Everything they say they're trying to do is quite reasonable. The only real question is whether they can be believed. It seems unreasonable to insist that they outright abandon projects that might be vital to their future because of what they might do, and the technology will certainly be developed or bought eventually...the best route may be to lend assistance in designing peaceful reactors and rockets, in exchange for supervision.

Murphy
2009-Feb-20, 04:21 PM
Reconnaisance satellites, sure. They don't need their own GPS-like system. All they have to do is use either GPS, Glonass, or Galileo.

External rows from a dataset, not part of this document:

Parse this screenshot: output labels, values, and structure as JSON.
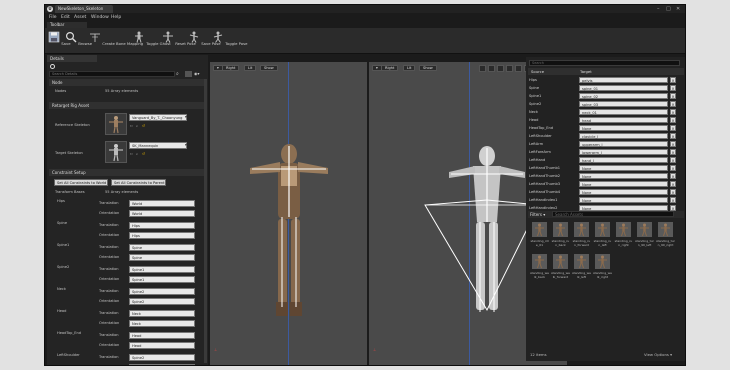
{
  "window": {
    "doc_tab": "NewSkeleton_Skeleton",
    "controls": [
      "–",
      "□",
      "✕"
    ]
  },
  "menu": [
    "File",
    "Edit",
    "Asset",
    "Window",
    "Help"
  ],
  "toolbar": {
    "tab_label": "Toolbar",
    "buttons": [
      {
        "label": "Save",
        "icon": "save-icon"
      },
      {
        "label": "Browse",
        "icon": "browse-icon"
      },
      {
        "label": "Create Bone Mapping",
        "icon": "create-bone-mapping-icon"
      },
      {
        "label": "Toggle Ghost",
        "icon": "toggle-ghost-icon"
      },
      {
        "label": "Reset Pose",
        "icon": "reset-pose-icon"
      },
      {
        "label": "Save Pose",
        "icon": "save-pose-icon"
      },
      {
        "label": "Toggle Pose",
        "icon": "toggle-pose-icon"
      }
    ]
  },
  "details": {
    "tab_label": "Details",
    "search_placeholder": "Search Details",
    "node_section": "Node",
    "nodes_label": "Nodes",
    "nodes_value": "55 Array elements",
    "retarget_section": "Retarget Rig Asset",
    "reference_skeleton_label": "Reference Skeleton",
    "reference_skeleton_value": "Vanguard_By_T._Choonyung",
    "target_skeleton_label": "Target Skeleton",
    "target_skeleton_value": "SK_Mannequin",
    "constraint_section": "Constraint Setup",
    "set_all_world": "Set All Constraints to World",
    "set_all_parent": "Set All Constraints to Parent",
    "transform_bases_label": "Transform Bases",
    "transform_bases_value": "55 Array elements",
    "translation_label": "Translation",
    "orientation_label": "Orientation",
    "bones": [
      {
        "name": "Hips",
        "translation": "World",
        "orientation": "World"
      },
      {
        "name": "Spine",
        "translation": "Hips",
        "orientation": "Hips"
      },
      {
        "name": "Spine1",
        "translation": "Spine",
        "orientation": "Spine"
      },
      {
        "name": "Spine2",
        "translation": "Spine1",
        "orientation": "Spine1"
      },
      {
        "name": "Neck",
        "translation": "Spine2",
        "orientation": "Spine2"
      },
      {
        "name": "Head",
        "translation": "Neck",
        "orientation": "Neck"
      },
      {
        "name": "HeadTop_End",
        "translation": "Head",
        "orientation": "Head"
      },
      {
        "name": "LeftShoulder",
        "translation": "Spine2",
        "orientation": ""
      }
    ]
  },
  "viewport_left": {
    "buttons": [
      "▾",
      "Right",
      "Lit",
      "Show"
    ]
  },
  "viewport_right": {
    "buttons": [
      "▾",
      "Right",
      "Lit",
      "Show"
    ]
  },
  "mapping": {
    "search_placeholder": "Search",
    "col_source": "Source",
    "col_target": "Target",
    "rows": [
      {
        "source": "Hips",
        "target": "pelvis"
      },
      {
        "source": "Spine",
        "target": "spine_01"
      },
      {
        "source": "Spine1",
        "target": "spine_02"
      },
      {
        "source": "Spine2",
        "target": "spine_03"
      },
      {
        "source": "Neck",
        "target": "neck_01"
      },
      {
        "source": "Head",
        "target": "head"
      },
      {
        "source": "HeadTop_End",
        "target": "None"
      },
      {
        "source": "LeftShoulder",
        "target": "clavicle_l"
      },
      {
        "source": "LeftArm",
        "target": "upperarm_l"
      },
      {
        "source": "LeftForeArm",
        "target": "lowerarm_l"
      },
      {
        "source": "LeftHand",
        "target": "hand_l"
      },
      {
        "source": "LeftHandThumb1",
        "target": "None"
      },
      {
        "source": "LeftHandThumb2",
        "target": "None"
      },
      {
        "source": "LeftHandThumb3",
        "target": "None"
      },
      {
        "source": "LeftHandThumb4",
        "target": "None"
      },
      {
        "source": "LeftHandIndex1",
        "target": "None"
      },
      {
        "source": "LeftHandIndex2",
        "target": "None"
      }
    ]
  },
  "anims": {
    "filters_label": "Filters ▾",
    "search_placeholder": "Search Assets",
    "items": [
      "standing_idle_01",
      "standing_run_back",
      "standing_run_forward",
      "standing_run_left",
      "standing_run_right",
      "standing_turn_90_left",
      "standing_turn_90_right",
      "standing_walk_back",
      "standing_walk_forward",
      "standing_walk_left",
      "standing_walk_right"
    ],
    "count": "12 items",
    "view_options": "View Options ▾"
  },
  "colors": {
    "accent": "#3a6fbf",
    "panel": "#242424",
    "viewport": "#4a4a4a"
  }
}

Eh, but the point is that the owners and controllers of GPS, Glonass, or Galileo (namely the US, Russia and the EU) are not going to let Iran use their systems for military purposes. If their is a war and Iran needed such systems they would almost certainly be denied their use, that is to say if they are not directly at war with one of the above mentioned parties, (which is not out of the question) in which case they'd be used against them.

In the situation Iran finds itself in, they can't rely on anybody else when it comes down to it, if they want something, they have to do it themselves. That said, I think a real GPS-like system is well beyond their current capabilities, but given a few decades of development, who knows.

publiusr
2009-Feb-20, 06:46 PM
I don't think the former Soviets really care who uses what system--as long as they get some money along the way.

Also remember this: Just about any dictator who has an Air Force, probably has a few Mirage to go with his MiGs.

galacsi
2009-Feb-20, 08:02 PM
I don't think the former Soviets really care who uses what system--as long as they get some money along the way.

Also remember this: Just about any dictator who has an Air Force, probably has a few Mirage to go with his MiGs.

Oh I understand , that's why Saoudis got F15 and F16 , because they are true democrats !

(And ex Iran's Shah got F14 , and . . . )

Argos
2009-Feb-20, 08:13 PM
Just found out that Wiki has no entry on Mirage, the fighter [an outstanding aircraft]. :surprised

Edit: in fact it does have.

publiusr
2009-Feb-20, 08:55 PM
Sad that Iran has the F-14 and we don't any more.

Oh well. I just hope developments in these fields--Bush's micronukes--don't turn Iran's LV curiosity into a real threat... American research has been stolen and used against us in the past after all.

http://en.wikipedia.org/wiki/Ballotechnics
http://en.wikipedia.org/wiki/Induced_gamma_emission
http://en.wikipedia.org/wiki/Nuclear_isomer
http://en.wikipedia.org/wiki/Pure_fusion_weapon

Doodler
2009-Feb-22, 06:55 PM
With the responses, you'd think Iran lunched Sputnik.

I don't find the analogy inapt.